When exercising employee stock options, it's important to understand the associated taxes and accounting involved with the exercise and sale of your ESOs.
Exercising Employee Stock Options
The amount needed to exercise your stock options is equal to the number of options multiplied by the exercise price. For example, if you have 1,000 options with an exercise price of $1 it will cost you $1,000 to exercise.
Nowadays, most companies use online equity portals such as Carta for everything from housing documents to tracking value and exercising. If your company does not use an equity portal, you will likely need to contact the stock controller or HR for instructions on exercise, which typically includes filling out an option exercise form and submitting payment either via check or bank wire.
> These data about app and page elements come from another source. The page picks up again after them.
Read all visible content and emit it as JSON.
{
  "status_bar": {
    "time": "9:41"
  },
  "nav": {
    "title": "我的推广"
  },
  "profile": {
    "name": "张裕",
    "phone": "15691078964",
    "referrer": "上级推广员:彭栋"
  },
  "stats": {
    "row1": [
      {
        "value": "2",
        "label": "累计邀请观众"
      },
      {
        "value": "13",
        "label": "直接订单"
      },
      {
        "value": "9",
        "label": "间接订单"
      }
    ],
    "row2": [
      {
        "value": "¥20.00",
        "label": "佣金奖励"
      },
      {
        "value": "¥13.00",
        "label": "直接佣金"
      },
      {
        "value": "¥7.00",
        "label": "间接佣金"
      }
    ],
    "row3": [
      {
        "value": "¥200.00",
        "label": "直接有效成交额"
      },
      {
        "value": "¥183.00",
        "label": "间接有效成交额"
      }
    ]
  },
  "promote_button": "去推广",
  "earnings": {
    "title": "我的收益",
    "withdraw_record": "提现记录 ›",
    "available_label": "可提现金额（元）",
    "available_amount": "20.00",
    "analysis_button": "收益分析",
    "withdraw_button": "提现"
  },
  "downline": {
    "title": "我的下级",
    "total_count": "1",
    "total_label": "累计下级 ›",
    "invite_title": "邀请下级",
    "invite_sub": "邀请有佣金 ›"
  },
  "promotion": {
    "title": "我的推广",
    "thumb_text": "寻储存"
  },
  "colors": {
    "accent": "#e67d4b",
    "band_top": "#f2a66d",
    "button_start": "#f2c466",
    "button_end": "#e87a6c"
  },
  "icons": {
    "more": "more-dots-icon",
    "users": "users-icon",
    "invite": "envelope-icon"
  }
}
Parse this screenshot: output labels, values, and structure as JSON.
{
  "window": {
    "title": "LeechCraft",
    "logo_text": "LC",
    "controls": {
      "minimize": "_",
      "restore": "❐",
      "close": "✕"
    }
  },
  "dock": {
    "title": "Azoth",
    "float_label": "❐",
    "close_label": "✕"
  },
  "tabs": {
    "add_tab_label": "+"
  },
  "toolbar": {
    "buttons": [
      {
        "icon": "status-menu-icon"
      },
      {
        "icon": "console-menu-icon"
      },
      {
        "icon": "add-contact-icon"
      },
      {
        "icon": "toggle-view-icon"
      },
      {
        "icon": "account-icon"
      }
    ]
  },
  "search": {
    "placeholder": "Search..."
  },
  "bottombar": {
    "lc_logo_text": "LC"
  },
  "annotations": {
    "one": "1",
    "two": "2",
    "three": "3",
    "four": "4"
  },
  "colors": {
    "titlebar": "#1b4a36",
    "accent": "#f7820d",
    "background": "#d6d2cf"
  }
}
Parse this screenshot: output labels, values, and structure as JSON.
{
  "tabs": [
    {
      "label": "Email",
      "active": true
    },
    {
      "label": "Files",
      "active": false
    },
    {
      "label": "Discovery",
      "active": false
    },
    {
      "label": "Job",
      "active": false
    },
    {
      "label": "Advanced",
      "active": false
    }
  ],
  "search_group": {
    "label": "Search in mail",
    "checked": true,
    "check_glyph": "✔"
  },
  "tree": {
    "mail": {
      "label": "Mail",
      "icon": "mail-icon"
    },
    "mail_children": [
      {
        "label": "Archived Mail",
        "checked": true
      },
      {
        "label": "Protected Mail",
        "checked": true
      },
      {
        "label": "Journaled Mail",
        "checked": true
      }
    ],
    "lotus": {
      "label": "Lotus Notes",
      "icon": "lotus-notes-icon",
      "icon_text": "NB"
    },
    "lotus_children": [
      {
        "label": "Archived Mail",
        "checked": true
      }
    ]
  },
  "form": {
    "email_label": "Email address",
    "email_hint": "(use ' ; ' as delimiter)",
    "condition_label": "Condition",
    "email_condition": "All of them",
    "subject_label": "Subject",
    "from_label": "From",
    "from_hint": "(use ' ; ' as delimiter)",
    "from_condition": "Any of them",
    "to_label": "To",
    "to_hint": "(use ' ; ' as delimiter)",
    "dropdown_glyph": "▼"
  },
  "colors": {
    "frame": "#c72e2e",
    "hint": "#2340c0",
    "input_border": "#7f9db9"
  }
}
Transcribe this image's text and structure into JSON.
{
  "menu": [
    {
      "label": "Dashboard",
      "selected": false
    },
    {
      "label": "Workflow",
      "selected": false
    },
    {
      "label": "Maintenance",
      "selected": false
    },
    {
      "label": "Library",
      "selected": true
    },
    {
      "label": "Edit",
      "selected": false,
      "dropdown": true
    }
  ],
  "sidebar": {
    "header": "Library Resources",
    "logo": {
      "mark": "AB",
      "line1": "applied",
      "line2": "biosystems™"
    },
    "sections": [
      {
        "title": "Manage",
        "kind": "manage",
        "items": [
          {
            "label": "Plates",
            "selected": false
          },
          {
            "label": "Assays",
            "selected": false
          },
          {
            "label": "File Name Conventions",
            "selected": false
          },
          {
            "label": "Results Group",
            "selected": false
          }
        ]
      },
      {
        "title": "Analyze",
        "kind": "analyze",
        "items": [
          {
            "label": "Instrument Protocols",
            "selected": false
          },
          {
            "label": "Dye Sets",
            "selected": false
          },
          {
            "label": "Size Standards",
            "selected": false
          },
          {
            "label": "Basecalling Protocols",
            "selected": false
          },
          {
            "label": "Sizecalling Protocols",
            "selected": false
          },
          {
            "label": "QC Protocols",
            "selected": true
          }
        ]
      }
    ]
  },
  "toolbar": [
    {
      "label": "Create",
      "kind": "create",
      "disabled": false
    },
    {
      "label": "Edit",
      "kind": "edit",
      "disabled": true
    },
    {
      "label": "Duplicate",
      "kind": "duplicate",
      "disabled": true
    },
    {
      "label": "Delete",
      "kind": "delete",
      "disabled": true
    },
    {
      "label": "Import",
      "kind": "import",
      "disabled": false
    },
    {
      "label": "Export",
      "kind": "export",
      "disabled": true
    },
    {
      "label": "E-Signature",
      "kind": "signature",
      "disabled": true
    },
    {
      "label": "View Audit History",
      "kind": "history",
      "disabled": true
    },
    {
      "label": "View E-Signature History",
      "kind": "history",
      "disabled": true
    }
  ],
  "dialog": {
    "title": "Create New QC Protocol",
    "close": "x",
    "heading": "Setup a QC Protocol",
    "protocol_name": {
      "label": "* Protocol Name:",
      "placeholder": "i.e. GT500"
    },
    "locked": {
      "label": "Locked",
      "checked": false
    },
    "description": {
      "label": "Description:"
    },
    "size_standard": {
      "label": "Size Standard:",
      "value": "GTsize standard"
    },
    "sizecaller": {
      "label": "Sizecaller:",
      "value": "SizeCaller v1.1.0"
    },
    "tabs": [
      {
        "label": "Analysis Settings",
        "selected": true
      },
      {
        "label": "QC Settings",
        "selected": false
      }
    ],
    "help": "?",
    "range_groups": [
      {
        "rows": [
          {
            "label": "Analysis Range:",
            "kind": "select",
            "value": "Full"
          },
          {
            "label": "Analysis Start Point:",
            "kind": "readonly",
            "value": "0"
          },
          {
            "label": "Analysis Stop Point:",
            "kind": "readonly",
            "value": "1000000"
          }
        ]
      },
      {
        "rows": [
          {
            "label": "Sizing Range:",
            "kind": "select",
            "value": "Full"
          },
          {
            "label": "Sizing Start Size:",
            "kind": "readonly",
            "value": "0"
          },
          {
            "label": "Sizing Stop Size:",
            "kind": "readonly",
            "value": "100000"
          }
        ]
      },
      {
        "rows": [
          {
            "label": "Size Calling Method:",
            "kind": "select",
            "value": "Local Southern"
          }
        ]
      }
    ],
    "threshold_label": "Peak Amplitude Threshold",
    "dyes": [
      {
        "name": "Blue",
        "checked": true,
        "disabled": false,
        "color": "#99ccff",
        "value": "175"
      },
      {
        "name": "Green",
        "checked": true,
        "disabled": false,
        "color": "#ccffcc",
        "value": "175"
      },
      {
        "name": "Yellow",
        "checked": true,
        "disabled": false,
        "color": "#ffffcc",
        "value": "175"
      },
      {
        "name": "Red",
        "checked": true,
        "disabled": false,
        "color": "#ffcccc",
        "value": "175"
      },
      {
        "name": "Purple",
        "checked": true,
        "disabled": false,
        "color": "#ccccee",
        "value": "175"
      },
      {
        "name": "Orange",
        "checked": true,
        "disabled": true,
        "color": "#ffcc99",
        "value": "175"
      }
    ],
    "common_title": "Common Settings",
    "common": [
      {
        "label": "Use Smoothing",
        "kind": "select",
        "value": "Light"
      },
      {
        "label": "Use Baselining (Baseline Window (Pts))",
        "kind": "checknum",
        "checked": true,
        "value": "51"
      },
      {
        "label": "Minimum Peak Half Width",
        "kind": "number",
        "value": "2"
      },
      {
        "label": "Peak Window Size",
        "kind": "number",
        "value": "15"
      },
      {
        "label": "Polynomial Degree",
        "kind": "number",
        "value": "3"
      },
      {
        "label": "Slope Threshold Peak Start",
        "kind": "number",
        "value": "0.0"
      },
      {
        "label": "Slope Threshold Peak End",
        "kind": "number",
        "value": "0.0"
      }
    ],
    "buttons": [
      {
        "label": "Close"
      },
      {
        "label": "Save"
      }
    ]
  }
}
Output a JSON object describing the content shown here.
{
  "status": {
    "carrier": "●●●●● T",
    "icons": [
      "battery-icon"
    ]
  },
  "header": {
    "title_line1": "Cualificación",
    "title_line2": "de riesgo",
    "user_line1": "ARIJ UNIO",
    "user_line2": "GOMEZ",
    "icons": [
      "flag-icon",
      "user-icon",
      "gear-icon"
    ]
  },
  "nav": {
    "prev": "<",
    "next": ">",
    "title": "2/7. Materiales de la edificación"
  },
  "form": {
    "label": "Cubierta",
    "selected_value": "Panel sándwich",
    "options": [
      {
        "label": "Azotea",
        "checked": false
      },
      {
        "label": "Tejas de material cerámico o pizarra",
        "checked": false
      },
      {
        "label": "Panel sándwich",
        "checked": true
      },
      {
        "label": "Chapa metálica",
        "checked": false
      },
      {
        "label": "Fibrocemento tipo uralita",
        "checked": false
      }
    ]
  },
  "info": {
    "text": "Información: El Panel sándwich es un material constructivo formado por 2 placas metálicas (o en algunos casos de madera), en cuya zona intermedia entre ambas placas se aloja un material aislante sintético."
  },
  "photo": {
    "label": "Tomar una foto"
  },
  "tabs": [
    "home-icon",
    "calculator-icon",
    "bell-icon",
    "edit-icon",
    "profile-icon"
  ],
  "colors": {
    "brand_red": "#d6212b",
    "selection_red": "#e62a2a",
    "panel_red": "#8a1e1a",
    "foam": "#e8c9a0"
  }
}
Once exercised, options turn into shares and you become a partial owner of the company.
Another thing to consider prior to exercising is whether your company qualifies for Rule 701 disclosures.
Employee Stock Options are not taxable when granted (Except for RSUs which are not options and are taxed differently). ESO taxation begins when the options are exercised, and taxes are calculated based on the spread between the current Fair Market Value (FMV) and the exercise price. As mentioned earlier, you are taxed differently depending on what type of options you own. However, the way taxes are calculated and the cost of exercising remains the same.
Based on the prior example (1,000 options with an exercise price of $1):
If the current FMV is $2 your taxable income will be $2 - $1 (exercise price) = $1 per share, thus your taxes will be based on $1,000 of income (then adjusted depending on the applicable tax rate). It is easy to see how exercising options can cost a hefty price, thus why it often makes sense to exercise your options with The Employee Stock Option Fund to preserve your cash and avoid unnecessary and outsized personal risk.
Employee stock options are taxed at exercise and also taxed upon sale. If the sale occurs within 1 year of exercise, they are taxed as short-term capital gains (ISOs sold within a year of exercise will not be subject to AMT). Any sale taking place beyond one year of exercise is subject to the lower long-term capital gains rate. Sales could include secondary market sales, company buybacks, or post IPO/M&A sale of the stock.
When exercising an ISO, you will receive a Form 3921 “Exercise of an Incentive Stock Option” from your employer which will contain the information required to report your taxes associated with the exercise. When exercising NSOs, you will report this as ordinary income on your W-2 Form. When exercising NSOs or settling RSUs, employees may elect to defer recognition of income for tax purposes for up to 5 years by filing an 83(i) Election.
At the sale of any shares you own, you will receive a Form 3922 “Transfer of Stock Acquired Through an Employee Stock Purchase Plan” from the company which will outline your gain/loss as well as whether the income is considered capital gains or ordinary income.
Overall, given the complex taxes associated with your employee stock options, it is advised to consult with your tax advisor about how you will be affected.
When working for a privately held company, all these taxes and exercise costs bring up the important question of when to exercise. While there is usually no simple answer given the risky nature of the asset, there are some scenarios you should be aware of prior to deciding. See our When to Exercise your Employee Stock Options resource for further information on optimal times to purchase your options.
For more information on how to monetize your private company equity and reduce your personal risk, please contact us at the Employee Stock Option Fund by completing the short form below .